Dataset rows for apps and sites

■ ■ ■ ■ ■

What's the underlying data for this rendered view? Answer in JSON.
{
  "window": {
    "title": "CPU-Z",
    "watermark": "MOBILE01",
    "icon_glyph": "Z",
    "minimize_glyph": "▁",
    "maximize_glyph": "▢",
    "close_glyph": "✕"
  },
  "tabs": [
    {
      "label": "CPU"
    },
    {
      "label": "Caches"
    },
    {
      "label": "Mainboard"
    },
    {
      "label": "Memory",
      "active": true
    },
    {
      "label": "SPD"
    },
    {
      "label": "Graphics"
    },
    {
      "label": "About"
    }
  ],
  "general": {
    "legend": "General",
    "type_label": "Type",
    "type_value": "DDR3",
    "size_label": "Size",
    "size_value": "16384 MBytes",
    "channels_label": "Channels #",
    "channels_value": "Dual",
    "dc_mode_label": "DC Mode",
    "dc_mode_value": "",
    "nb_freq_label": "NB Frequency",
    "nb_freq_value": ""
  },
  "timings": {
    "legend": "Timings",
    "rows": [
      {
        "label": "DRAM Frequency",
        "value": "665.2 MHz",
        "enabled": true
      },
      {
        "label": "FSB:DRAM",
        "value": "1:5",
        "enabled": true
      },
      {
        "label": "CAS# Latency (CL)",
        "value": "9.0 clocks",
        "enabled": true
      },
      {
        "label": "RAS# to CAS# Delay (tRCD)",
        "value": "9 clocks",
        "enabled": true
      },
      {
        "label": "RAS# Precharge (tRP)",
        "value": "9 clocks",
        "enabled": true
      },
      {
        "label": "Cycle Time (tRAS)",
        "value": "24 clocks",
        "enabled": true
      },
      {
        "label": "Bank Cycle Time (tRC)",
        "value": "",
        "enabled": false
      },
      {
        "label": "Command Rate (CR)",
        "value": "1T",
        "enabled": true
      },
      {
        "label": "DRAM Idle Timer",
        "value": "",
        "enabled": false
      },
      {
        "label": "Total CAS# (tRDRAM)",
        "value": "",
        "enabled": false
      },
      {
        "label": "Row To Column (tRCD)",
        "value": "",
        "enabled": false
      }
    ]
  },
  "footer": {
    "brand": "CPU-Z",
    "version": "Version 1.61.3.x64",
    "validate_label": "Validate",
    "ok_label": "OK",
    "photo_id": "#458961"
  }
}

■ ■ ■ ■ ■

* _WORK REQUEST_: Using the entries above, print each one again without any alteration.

* _EXPECTED ANSWER_:
What's the underlying data for this rendered view? Answer in JSON.
{
  "window": {
    "title": "CPU-Z",
    "watermark": "MOBILE01",
    "icon_glyph": "Z",
    "minimize_glyph": "▁",
    "maximize_glyph": "▢",
    "close_glyph": "✕"
  },
  "tabs": [
    {
      "label": "CPU"
    },
    {
      "label": "Caches"
    },
    {
      "label": "Mainboard"
    },
    {
      "label": "Memory",
      "active": true
    },
    {
      "label": "SPD"
    },
    {
      "label": "Graphics"
    },
    {
      "label": "About"
    }
  ],
  "general": {
    "legend": "General",
    "type_label": "Type",
    "type_value": "DDR3",
    "size_label": "Size",
    "size_value": "16384 MBytes",
    "channels_label": "Channels #",
    "channels_value": "Dual",
    "dc_mode_label": "DC Mode",
    "dc_mode_value": "",
    "nb_freq_label": "NB Frequency",
    "nb_freq_value": ""
  },
  "timings": {
    "legend": "Timings",
    "rows": [
      {
        "label": "DRAM Frequency",
        "value": "665.2 MHz",
        "enabled": true
      },
      {
        "label": "FSB:DRAM",
        "value": "1:5",
        "enabled": true
      },
      {
        "label": "CAS# Latency (CL)",
        "value": "9.0 clocks",
        "enabled": true
      },
      {
        "label": "RAS# to CAS# Delay (tRCD)",
        "value": "9 clocks",
        "enabled": true
      },
      {
        "label": "RAS# Precharge (tRP)",
        "value": "9 clocks",
        "enabled": true
      },
      {
        "label": "Cycle Time (tRAS)",
        "value": "24 clocks",
        "enabled": true
      },
      {
        "label": "Bank Cycle Time (tRC)",
        "value": "",
        "enabled": false
      },
      {
        "label": "Command Rate (CR)",
        "value": "1T",
        "enabled": true
      },
      {
        "label": "DRAM Idle Timer",
        "value": "",
        "enabled": false
      },
      {
        "label": "Total CAS# (tRDRAM)",
        "value": "",
        "enabled": false
      },
      {
        "label": "Row To Column (tRCD)",
        "value": "",
        "enabled": false
      }
    ]
  },
  "footer": {
    "brand": "CPU-Z",
    "version": "Version 1.61.3.x64",
    "validate_label": "Validate",
    "ok_label": "OK",
    "photo_id": "#458961"
  }
}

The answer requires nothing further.